The free drinks and personal entertainment system made the rest of the flight a joy.
The perks of flying business class like priority security, priority boarding, and lounge access between flights all substantially enhanced my trip.
My only quibble was with the food, which was simply not very good.
But overall, I definitely thought the trip was great value. The 20,000 mile premium (50k vs. 30k) to fly business class instead of economy from Buenos Aires to Newark was well worth it in my opinion.
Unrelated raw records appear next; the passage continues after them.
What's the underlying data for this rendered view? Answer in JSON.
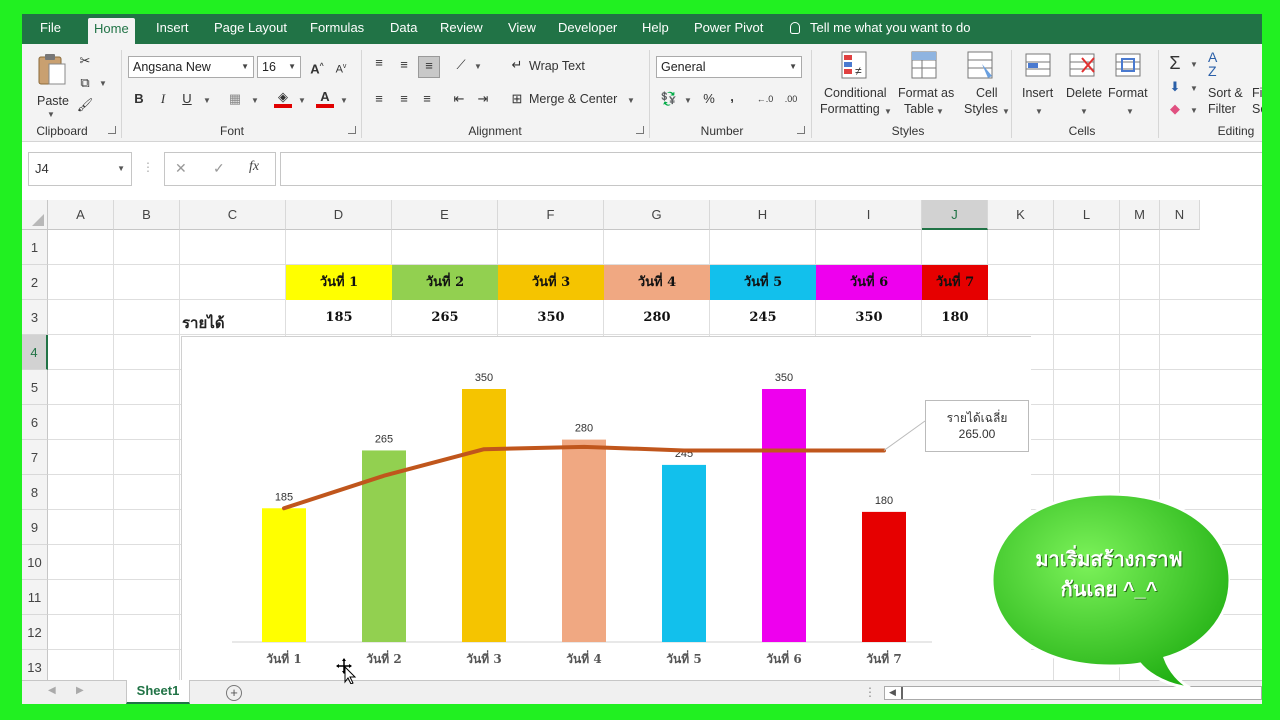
{
  "ribbon_tabs": [
    "File",
    "Home",
    "Insert",
    "Page Layout",
    "Formulas",
    "Data",
    "Review",
    "View",
    "Developer",
    "Help",
    "Power Pivot"
  ],
  "tell_me": "Tell me what you want to do",
  "clipboard": {
    "paste": "Paste",
    "label": "Clipboard"
  },
  "font": {
    "name": "Angsana New",
    "size": "16",
    "label": "Font",
    "bold": "B",
    "italic": "I",
    "underline": "U",
    "grow": "A",
    "shrink": "A",
    "fontcolor": "A"
  },
  "alignment": {
    "wrap": "Wrap Text",
    "merge": "Merge & Center",
    "label": "Alignment"
  },
  "number": {
    "format": "General",
    "label": "Number",
    "percent": "%",
    "comma": ","
  },
  "styles": {
    "cond_line1": "Conditional",
    "cond_line2": "Formatting",
    "fmt_line1": "Format as",
    "fmt_line2": "Table",
    "cell_line1": "Cell",
    "cell_line2": "Styles",
    "label": "Styles"
  },
  "cells": {
    "insert": "Insert",
    "delete": "Delete",
    "format": "Format",
    "label": "Cells"
  },
  "editing": {
    "sort_line1": "Sort &",
    "sort_line2": "Filter",
    "find": "Fi",
    "find2": "Se",
    "label": "Editing"
  },
  "formula_bar": {
    "name_box": "J4",
    "fx": "fx",
    "cancel": "✕",
    "enter": "✓",
    "content": ""
  },
  "columns": [
    "A",
    "B",
    "C",
    "D",
    "E",
    "F",
    "G",
    "H",
    "I",
    "J",
    "K",
    "L",
    "M",
    "N"
  ],
  "rows": [
    "1",
    "2",
    "3",
    "4",
    "5",
    "6",
    "7",
    "8",
    "9",
    "10",
    "11",
    "12",
    "13"
  ],
  "income_label": "รายได้",
  "days": [
    {
      "label": "วันที่ 1",
      "value": "185",
      "color": "#ffff00",
      "text": "#111111"
    },
    {
      "label": "วันที่ 2",
      "value": "265",
      "color": "#92d050",
      "text": "#111111"
    },
    {
      "label": "วันที่ 3",
      "value": "350",
      "color": "#f5c400",
      "text": "#111111"
    },
    {
      "label": "วันที่ 4",
      "value": "280",
      "color": "#f0a882",
      "text": "#111111"
    },
    {
      "label": "วันที่ 5",
      "value": "245",
      "color": "#12c0ec",
      "text": "#111111"
    },
    {
      "label": "วันที่ 6",
      "value": "350",
      "color": "#ee00ee",
      "text": "#111111"
    },
    {
      "label": "วันที่ 7",
      "value": "180",
      "color": "#e60000",
      "text": "#111111"
    }
  ],
  "chart_data": {
    "type": "bar",
    "categories": [
      "วันที่ 1",
      "วันที่ 2",
      "วันที่ 3",
      "วันที่ 4",
      "วันที่ 5",
      "วันที่ 6",
      "วันที่ 7"
    ],
    "values": [
      185,
      265,
      350,
      280,
      245,
      350,
      180
    ],
    "bar_colors": [
      "#ffff00",
      "#92d050",
      "#f5c400",
      "#f0a882",
      "#12c0ec",
      "#ee00ee",
      "#e60000"
    ],
    "line_series": {
      "values": [
        185,
        230,
        266.7,
        270,
        265,
        265,
        265
      ],
      "color": "#c0561c"
    },
    "avg_callout": {
      "label": "รายได้เฉลี่ย",
      "value": "265.00"
    },
    "ylim": [
      0,
      350
    ],
    "grid": false,
    "title": "",
    "xlabel": "",
    "ylabel": ""
  },
  "bubble": {
    "line1": "มาเริ่มสร้างกราฟ",
    "line2": "กันเลย ^_^",
    "color": "#2fc21a"
  },
  "sheet": {
    "tab": "Sheet1",
    "add": "+"
  }
}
I’m looking forward to my next chance to fly international business class in a few months on LAN back to the US.Editorial Disclaimer: The editorial content is not provided or commissioned by the credit card issuers. Opinions expressed here are author’s alone, not those of the credit card issuers, and have not been reviewed, approved or otherwise endorsed by the credit card issuers. If you liked this post, sign up to receive one free daily email every morning with all of the day’s posts! You can also follow MileValue on Twitter and Facebook. Earn 75,000 bonus American Airlines miles after spending $7,500 in the first three months on the Citi® / AAdvantage® Executive World Elite™ MasterCard®. Plus get American Airlines Admirals Club membership for super-cheap economy awards and ultra-luxury First Class awards.